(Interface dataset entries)

# # #

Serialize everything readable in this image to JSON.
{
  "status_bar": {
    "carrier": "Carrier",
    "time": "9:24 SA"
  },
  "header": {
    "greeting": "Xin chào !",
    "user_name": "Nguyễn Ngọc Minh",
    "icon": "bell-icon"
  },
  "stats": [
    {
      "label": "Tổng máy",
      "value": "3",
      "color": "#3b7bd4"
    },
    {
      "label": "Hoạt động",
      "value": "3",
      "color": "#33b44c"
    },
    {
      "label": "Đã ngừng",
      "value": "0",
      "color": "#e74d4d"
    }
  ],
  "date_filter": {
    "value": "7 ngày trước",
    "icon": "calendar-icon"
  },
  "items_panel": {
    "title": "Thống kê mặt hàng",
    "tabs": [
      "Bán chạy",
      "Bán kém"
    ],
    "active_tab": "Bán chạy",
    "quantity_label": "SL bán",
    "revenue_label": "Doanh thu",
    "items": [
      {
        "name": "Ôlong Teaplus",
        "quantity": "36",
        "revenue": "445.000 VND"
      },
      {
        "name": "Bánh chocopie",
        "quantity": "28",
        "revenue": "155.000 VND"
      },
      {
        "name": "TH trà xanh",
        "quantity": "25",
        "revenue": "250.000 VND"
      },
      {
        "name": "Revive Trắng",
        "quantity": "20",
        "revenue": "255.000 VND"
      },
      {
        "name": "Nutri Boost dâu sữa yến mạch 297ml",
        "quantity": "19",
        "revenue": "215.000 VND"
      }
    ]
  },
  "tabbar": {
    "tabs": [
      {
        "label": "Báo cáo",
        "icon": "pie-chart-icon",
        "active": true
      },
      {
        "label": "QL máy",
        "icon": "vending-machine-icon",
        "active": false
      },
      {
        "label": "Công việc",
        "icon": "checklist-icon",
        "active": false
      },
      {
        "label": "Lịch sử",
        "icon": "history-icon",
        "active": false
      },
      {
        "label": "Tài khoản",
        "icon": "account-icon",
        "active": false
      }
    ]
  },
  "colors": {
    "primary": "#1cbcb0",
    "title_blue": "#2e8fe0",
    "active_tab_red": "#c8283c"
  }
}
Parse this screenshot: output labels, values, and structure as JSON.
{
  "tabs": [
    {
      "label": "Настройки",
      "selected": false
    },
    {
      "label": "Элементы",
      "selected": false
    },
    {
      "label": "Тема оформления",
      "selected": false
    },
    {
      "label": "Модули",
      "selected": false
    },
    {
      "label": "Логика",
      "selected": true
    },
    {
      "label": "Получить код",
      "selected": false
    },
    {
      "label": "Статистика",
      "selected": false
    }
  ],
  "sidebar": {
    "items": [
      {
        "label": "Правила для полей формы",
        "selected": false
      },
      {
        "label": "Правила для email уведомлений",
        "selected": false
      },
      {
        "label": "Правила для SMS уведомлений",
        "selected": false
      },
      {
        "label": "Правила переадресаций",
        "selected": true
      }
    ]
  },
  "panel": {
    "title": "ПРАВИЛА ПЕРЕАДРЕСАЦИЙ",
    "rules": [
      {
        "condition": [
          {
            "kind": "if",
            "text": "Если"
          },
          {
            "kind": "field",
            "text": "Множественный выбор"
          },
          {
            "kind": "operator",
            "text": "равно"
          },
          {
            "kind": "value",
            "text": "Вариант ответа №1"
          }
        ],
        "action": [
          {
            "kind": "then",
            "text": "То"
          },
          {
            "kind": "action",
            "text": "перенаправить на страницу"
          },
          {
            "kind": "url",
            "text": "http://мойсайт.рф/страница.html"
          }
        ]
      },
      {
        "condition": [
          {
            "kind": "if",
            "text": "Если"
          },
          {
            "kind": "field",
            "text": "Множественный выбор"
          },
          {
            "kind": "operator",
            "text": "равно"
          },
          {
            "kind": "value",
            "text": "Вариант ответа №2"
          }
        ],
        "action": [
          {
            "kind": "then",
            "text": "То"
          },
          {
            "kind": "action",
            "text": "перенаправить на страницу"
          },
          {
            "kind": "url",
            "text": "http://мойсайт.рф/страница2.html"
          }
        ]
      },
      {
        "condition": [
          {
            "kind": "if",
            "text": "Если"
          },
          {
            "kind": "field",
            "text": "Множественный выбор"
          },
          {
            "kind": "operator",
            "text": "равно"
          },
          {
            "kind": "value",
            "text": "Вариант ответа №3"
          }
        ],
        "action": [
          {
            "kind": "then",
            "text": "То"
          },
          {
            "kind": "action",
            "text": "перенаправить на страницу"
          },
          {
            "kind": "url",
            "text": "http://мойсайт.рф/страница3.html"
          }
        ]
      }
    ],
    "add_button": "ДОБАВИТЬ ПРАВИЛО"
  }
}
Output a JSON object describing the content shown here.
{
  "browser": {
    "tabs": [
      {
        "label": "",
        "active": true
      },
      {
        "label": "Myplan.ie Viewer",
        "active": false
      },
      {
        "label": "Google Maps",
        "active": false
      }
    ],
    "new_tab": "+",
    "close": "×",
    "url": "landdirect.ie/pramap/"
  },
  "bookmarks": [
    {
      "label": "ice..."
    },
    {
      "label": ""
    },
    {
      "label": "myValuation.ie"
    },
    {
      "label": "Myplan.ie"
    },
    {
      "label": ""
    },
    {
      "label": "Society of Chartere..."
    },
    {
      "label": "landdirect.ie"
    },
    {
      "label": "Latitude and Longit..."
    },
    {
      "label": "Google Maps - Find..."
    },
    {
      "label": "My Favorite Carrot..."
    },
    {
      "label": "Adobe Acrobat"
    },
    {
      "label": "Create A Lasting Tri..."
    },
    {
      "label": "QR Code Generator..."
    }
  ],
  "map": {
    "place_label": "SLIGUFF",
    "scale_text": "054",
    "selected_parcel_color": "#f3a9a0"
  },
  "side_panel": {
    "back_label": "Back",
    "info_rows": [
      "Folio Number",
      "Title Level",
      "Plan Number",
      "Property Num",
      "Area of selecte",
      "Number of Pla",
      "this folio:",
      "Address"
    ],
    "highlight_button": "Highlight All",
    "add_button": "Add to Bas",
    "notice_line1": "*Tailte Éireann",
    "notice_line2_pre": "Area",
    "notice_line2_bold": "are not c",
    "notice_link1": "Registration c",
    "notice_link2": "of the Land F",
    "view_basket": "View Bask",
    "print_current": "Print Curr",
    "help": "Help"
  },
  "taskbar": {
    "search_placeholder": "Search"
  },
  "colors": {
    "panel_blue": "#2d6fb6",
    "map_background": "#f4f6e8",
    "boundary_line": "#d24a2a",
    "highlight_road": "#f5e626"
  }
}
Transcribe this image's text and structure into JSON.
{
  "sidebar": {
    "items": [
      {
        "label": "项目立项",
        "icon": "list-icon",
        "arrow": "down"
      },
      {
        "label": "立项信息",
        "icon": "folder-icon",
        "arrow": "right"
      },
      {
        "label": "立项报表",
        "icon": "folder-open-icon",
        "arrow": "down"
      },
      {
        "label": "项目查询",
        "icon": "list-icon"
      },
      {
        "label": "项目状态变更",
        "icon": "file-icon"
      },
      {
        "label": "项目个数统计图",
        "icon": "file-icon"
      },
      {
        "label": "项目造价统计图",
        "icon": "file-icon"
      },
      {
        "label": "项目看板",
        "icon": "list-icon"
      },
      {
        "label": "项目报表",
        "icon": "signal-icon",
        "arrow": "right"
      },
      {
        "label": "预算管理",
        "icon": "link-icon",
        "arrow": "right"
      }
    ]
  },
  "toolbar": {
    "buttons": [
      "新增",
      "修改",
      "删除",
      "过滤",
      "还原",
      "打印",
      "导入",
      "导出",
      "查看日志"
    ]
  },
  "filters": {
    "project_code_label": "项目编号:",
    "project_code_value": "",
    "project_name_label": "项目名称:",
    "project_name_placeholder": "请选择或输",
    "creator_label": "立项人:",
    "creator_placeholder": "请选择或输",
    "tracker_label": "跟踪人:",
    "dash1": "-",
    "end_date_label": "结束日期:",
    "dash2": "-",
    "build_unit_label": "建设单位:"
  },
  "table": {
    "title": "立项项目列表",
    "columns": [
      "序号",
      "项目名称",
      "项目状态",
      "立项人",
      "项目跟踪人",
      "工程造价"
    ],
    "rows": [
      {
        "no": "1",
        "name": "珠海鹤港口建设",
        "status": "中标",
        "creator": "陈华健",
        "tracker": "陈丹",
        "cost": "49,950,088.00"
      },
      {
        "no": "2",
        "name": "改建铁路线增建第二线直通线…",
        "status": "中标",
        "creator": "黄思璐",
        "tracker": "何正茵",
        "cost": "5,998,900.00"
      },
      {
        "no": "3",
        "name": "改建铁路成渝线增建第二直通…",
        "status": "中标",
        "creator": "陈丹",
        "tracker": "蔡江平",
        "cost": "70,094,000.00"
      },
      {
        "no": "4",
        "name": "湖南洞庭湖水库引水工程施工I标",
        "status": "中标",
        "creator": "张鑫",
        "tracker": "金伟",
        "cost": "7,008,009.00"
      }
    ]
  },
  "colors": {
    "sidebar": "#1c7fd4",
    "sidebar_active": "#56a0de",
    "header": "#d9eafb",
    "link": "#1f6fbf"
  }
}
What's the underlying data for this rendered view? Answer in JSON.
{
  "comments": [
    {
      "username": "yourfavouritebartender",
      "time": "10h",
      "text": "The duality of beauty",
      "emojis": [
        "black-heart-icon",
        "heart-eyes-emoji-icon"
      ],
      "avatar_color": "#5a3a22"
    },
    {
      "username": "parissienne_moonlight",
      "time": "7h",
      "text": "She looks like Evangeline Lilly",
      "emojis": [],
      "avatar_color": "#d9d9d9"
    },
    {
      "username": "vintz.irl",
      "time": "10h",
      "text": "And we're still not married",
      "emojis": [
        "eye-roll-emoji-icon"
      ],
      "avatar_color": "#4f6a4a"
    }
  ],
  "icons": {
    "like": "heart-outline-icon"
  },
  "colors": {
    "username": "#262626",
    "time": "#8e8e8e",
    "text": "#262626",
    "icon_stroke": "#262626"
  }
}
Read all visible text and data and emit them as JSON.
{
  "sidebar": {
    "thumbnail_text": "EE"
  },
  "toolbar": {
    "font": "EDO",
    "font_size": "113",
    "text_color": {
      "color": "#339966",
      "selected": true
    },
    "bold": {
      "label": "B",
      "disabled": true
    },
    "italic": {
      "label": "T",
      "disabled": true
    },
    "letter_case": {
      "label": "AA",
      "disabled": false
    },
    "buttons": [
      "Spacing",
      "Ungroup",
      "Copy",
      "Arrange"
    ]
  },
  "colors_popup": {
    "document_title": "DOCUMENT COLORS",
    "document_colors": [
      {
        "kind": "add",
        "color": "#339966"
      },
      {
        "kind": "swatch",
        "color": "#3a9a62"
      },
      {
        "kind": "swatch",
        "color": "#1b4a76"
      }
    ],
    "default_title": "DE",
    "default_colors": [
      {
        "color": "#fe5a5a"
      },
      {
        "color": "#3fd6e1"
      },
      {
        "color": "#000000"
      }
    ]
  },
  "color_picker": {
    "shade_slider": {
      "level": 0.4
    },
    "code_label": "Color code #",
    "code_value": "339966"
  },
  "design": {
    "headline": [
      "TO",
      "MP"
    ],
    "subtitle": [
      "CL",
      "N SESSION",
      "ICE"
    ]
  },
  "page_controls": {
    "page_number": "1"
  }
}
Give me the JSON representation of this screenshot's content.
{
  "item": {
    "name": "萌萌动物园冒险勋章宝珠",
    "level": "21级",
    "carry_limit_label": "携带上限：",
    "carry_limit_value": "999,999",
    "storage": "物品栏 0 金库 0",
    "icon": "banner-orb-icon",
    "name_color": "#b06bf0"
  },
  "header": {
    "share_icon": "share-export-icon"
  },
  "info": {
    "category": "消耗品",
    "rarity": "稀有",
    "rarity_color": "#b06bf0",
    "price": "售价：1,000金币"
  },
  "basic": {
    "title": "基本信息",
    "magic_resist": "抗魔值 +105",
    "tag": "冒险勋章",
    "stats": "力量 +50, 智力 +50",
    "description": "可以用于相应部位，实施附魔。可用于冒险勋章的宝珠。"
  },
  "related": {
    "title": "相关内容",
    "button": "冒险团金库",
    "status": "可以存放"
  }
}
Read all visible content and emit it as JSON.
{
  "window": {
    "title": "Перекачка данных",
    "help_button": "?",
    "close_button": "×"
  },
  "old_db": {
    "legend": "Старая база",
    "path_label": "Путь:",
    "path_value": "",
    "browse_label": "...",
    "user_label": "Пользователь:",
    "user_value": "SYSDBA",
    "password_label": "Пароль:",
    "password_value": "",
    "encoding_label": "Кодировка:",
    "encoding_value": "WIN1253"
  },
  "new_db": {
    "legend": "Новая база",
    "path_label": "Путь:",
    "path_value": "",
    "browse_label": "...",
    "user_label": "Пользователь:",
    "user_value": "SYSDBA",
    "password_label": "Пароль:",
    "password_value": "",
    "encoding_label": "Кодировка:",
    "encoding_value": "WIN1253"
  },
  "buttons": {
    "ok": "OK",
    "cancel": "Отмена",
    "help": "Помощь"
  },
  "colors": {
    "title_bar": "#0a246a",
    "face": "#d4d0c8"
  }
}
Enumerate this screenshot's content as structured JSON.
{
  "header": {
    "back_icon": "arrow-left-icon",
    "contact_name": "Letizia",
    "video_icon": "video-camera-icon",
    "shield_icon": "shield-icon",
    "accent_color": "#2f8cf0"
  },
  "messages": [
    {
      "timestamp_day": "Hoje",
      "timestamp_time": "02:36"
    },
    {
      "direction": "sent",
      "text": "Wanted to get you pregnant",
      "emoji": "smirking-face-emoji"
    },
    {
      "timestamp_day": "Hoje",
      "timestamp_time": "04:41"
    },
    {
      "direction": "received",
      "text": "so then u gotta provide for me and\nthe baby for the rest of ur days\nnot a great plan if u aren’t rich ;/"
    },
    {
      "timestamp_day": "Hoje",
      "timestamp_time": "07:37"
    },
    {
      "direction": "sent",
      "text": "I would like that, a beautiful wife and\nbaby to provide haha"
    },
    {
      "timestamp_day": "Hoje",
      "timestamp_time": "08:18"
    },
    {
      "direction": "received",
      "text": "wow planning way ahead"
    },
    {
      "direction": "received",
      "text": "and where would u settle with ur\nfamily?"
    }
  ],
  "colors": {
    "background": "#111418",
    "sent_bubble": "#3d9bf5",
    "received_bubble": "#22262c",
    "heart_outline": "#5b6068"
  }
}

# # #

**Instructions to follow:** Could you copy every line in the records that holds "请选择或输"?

**Response to this task:**
    "project_name_placeholder": "请选择或输",
    "creator_placeholder": "请选择或输",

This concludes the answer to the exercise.